TASK TO COMPLETE: Without changing a single word, restate the entries below.

DATA FOR REVIEW:
"""
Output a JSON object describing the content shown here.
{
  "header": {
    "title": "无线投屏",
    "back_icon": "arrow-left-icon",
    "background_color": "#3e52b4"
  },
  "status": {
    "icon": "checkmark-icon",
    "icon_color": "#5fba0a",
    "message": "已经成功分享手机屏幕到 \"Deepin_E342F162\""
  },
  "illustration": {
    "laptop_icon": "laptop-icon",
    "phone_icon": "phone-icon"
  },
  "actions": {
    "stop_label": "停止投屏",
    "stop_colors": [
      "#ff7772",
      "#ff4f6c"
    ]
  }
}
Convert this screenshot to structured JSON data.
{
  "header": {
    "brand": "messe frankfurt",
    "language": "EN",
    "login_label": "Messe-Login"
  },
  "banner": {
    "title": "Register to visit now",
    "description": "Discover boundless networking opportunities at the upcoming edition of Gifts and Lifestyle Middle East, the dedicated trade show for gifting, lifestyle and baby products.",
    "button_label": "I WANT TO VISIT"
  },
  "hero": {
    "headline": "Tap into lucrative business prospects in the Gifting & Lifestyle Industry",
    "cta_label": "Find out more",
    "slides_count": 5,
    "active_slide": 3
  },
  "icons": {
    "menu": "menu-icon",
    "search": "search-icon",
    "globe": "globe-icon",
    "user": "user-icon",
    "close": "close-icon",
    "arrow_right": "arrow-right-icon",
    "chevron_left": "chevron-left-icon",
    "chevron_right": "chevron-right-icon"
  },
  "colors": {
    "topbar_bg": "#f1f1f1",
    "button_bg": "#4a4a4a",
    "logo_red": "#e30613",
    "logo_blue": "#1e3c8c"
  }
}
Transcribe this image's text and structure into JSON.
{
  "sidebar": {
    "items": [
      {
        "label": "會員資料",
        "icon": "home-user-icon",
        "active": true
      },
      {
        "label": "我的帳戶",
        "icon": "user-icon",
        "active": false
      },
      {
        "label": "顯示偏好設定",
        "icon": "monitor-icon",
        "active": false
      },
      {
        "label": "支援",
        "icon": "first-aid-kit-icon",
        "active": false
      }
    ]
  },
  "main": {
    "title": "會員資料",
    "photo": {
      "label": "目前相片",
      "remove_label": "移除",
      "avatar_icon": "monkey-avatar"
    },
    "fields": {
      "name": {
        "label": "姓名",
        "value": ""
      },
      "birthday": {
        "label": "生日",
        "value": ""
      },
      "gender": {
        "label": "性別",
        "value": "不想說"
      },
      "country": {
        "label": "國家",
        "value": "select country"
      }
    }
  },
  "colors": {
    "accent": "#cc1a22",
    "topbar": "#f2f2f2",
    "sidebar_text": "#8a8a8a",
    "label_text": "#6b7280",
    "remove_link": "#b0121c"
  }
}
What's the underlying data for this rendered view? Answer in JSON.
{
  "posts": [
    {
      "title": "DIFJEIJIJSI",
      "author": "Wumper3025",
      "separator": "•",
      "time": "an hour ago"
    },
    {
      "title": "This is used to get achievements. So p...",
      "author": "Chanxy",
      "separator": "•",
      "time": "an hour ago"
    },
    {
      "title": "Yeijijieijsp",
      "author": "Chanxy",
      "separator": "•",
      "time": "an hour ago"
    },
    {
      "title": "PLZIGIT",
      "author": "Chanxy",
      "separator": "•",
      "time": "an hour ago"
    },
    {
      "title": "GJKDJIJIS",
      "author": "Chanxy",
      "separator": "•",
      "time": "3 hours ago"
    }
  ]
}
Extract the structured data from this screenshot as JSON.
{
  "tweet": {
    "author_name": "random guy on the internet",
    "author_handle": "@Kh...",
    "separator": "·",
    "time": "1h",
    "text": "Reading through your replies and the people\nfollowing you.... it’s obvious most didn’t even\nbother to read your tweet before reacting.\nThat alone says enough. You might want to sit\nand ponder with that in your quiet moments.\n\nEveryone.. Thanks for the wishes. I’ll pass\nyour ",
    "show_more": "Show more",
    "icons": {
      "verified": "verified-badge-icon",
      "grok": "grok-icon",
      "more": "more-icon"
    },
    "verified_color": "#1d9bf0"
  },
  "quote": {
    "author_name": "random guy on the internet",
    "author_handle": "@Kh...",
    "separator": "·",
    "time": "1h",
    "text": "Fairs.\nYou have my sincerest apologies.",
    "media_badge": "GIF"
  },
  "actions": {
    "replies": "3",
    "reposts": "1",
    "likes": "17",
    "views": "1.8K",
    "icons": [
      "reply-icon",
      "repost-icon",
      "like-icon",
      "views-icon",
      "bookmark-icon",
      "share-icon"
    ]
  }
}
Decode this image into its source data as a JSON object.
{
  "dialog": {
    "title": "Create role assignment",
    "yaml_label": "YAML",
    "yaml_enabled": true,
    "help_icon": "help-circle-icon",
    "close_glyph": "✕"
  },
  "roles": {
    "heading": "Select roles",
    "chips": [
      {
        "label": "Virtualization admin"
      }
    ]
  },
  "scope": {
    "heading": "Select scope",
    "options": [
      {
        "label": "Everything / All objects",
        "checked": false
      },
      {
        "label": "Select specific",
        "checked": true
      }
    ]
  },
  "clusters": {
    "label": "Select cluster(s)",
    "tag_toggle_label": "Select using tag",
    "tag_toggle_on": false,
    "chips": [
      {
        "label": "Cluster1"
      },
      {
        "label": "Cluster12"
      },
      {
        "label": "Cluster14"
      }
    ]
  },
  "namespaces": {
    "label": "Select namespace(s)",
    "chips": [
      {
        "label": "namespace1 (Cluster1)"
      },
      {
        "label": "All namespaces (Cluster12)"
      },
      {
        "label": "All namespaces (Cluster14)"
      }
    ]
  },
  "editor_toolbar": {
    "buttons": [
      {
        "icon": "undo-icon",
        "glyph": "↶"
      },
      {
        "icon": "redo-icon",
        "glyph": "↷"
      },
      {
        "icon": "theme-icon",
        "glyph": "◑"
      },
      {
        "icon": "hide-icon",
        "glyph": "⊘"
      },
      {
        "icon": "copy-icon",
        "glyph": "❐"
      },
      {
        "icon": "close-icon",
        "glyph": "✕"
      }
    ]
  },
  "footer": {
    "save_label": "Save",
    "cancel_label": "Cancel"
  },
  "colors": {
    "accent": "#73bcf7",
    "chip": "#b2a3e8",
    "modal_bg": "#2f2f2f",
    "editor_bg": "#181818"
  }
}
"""
ANSWER TO THE EXERCISE:
Output a JSON object describing the content shown here.
{
  "header": {
    "title": "无线投屏",
    "back_icon": "arrow-left-icon",
    "background_color": "#3e52b4"
  },
  "status": {
    "icon": "checkmark-icon",
    "icon_color": "#5fba0a",
    "message": "已经成功分享手机屏幕到 \"Deepin_E342F162\""
  },
  "illustration": {
    "laptop_icon": "laptop-icon",
    "phone_icon": "phone-icon"
  },
  "actions": {
    "stop_label": "停止投屏",
    "stop_colors": [
      "#ff7772",
      "#ff4f6c"
    ]
  }
}
Convert this screenshot to structured JSON data.
{
  "header": {
    "brand": "messe frankfurt",
    "language": "EN",
    "login_label": "Messe-Login"
  },
  "banner": {
    "title": "Register to visit now",
    "description": "Discover boundless networking opportunities at the upcoming edition of Gifts and Lifestyle Middle East, the dedicated trade show for gifting, lifestyle and baby products.",
    "button_label": "I WANT TO VISIT"
  },
  "hero": {
    "headline": "Tap into lucrative business prospects in the Gifting & Lifestyle Industry",
    "cta_label": "Find out more",
    "slides_count": 5,
    "active_slide": 3
  },
  "icons": {
    "menu": "menu-icon",
    "search": "search-icon",
    "globe": "globe-icon",
    "user": "user-icon",
    "close": "close-icon",
    "arrow_right": "arrow-right-icon",
    "chevron_left": "chevron-left-icon",
    "chevron_right": "chevron-right-icon"
  },
  "colors": {
    "topbar_bg": "#f1f1f1",
    "button_bg": "#4a4a4a",
    "logo_red": "#e30613",
    "logo_blue": "#1e3c8c"
  }
}
Transcribe this image's text and structure into JSON.
{
  "sidebar": {
    "items": [
      {
        "label": "會員資料",
        "icon": "home-user-icon",
        "active": true
      },
      {
        "label": "我的帳戶",
        "icon": "user-icon",
        "active": false
      },
      {
        "label": "顯示偏好設定",
        "icon": "monitor-icon",
        "active": false
      },
      {
        "label": "支援",
        "icon": "first-aid-kit-icon",
        "active": false
      }
    ]
  },
  "main": {
    "title": "會員資料",
    "photo": {
      "label": "目前相片",
      "remove_label": "移除",
      "avatar_icon": "monkey-avatar"
    },
    "fields": {
      "name": {
        "label": "姓名",
        "value": ""
      },
      "birthday": {
        "label": "生日",
        "value": ""
      },
      "gender": {
        "label": "性別",
        "value": "不想說"
      },
      "country": {
        "label": "國家",
        "value": "select country"
      }
    }
  },
  "colors": {
    "accent": "#cc1a22",
    "topbar": "#f2f2f2",
    "sidebar_text": "#8a8a8a",
    "label_text": "#6b7280",
    "remove_link": "#b0121c"
  }
}
What's the underlying data for this rendered view? Answer in JSON.
{
  "posts": [
    {
      "title": "DIFJEIJIJSI",
      "author": "Wumper3025",
      "separator": "•",
      "time": "an hour ago"
    },
    {
      "title": "This is used to get achievements. So p...",
      "author": "Chanxy",
      "separator": "•",
      "time": "an hour ago"
    },
    {
      "title": "Yeijijieijsp",
      "author": "Chanxy",
      "separator": "•",
      "time": "an hour ago"
    },
    {
      "title": "PLZIGIT",
      "author": "Chanxy",
      "separator": "•",
      "time": "an hour ago"
    },
    {
      "title": "GJKDJIJIS",
      "author": "Chanxy",
      "separator": "•",
      "time": "3 hours ago"
    }
  ]
}
Extract the structured data from this screenshot as JSON.
{
  "tweet": {
    "author_name": "random guy on the internet",
    "author_handle": "@Kh...",
    "separator": "·",
    "time": "1h",
    "text": "Reading through your replies and the people\nfollowing you.... it’s obvious most didn’t even\nbother to read your tweet before reacting.\nThat alone says enough. You might want to sit\nand ponder with that in your quiet moments.\n\nEveryone.. Thanks for the wishes. I’ll pass\nyour ",
    "show_more": "Show more",
    "icons": {
      "verified": "verified-badge-icon",
      "grok": "grok-icon",
      "more": "more-icon"
    },
    "verified_color": "#1d9bf0"
  },
  "quote": {
    "author_name": "random guy on the internet",
    "author_handle": "@Kh...",
    "separator": "·",
    "time": "1h",
    "text": "Fairs.\nYou have my sincerest apologies.",
    "media_badge": "GIF"
  },
  "actions": {
    "replies": "3",
    "reposts": "1",
    "likes": "17",
    "views": "1.8K",
    "icons": [
      "reply-icon",
      "repost-icon",
      "like-icon",
      "views-icon",
      "bookmark-icon",
      "share-icon"
    ]
  }
}
Decode this image into its source data as a JSON object.
{
  "dialog": {
    "title": "Create role assignment",
    "yaml_label": "YAML",
    "yaml_enabled": true,
    "help_icon": "help-circle-icon",
    "close_glyph": "✕"
  },
  "roles": {
    "heading": "Select roles",
    "chips": [
      {
        "label": "Virtualization admin"
      }
    ]
  },
  "scope": {
    "heading": "Select scope",
    "options": [
      {
        "label": "Everything / All objects",
        "checked": false
      },
      {
        "label": "Select specific",
        "checked": true
      }
    ]
  },
  "clusters": {
    "label": "Select cluster(s)",
    "tag_toggle_label": "Select using tag",
    "tag_toggle_on": false,
    "chips": [
      {
        "label": "Cluster1"
      },
      {
        "label": "Cluster12"
      },
      {
        "label": "Cluster14"
      }
    ]
  },
  "namespaces": {
    "label": "Select namespace(s)",
    "chips": [
      {
        "label": "namespace1 (Cluster1)"
      },
      {
        "label": "All namespaces (Cluster12)"
      },
      {
        "label": "All namespaces (Cluster14)"
      }
    ]
  },
  "editor_toolbar": {
    "buttons": [
      {
        "icon": "undo-icon",
        "glyph": "↶"
      },
      {
        "icon": "redo-icon",
        "glyph": "↷"
      },
      {
        "icon": "theme-icon",
        "glyph": "◑"
      },
      {
        "icon": "hide-icon",
        "glyph": "⊘"
      },
      {
        "icon": "copy-icon",
        "glyph": "❐"
      },
      {
        "icon": "close-icon",
        "glyph": "✕"
      }
    ]
  },
  "footer": {
    "save_label": "Save",
    "cancel_label": "Cancel"
  },
  "colors": {
    "accent": "#73bcf7",
    "chip": "#b2a3e8",
    "modal_bg": "#2f2f2f",
    "editor_bg": "#181818"
  }
}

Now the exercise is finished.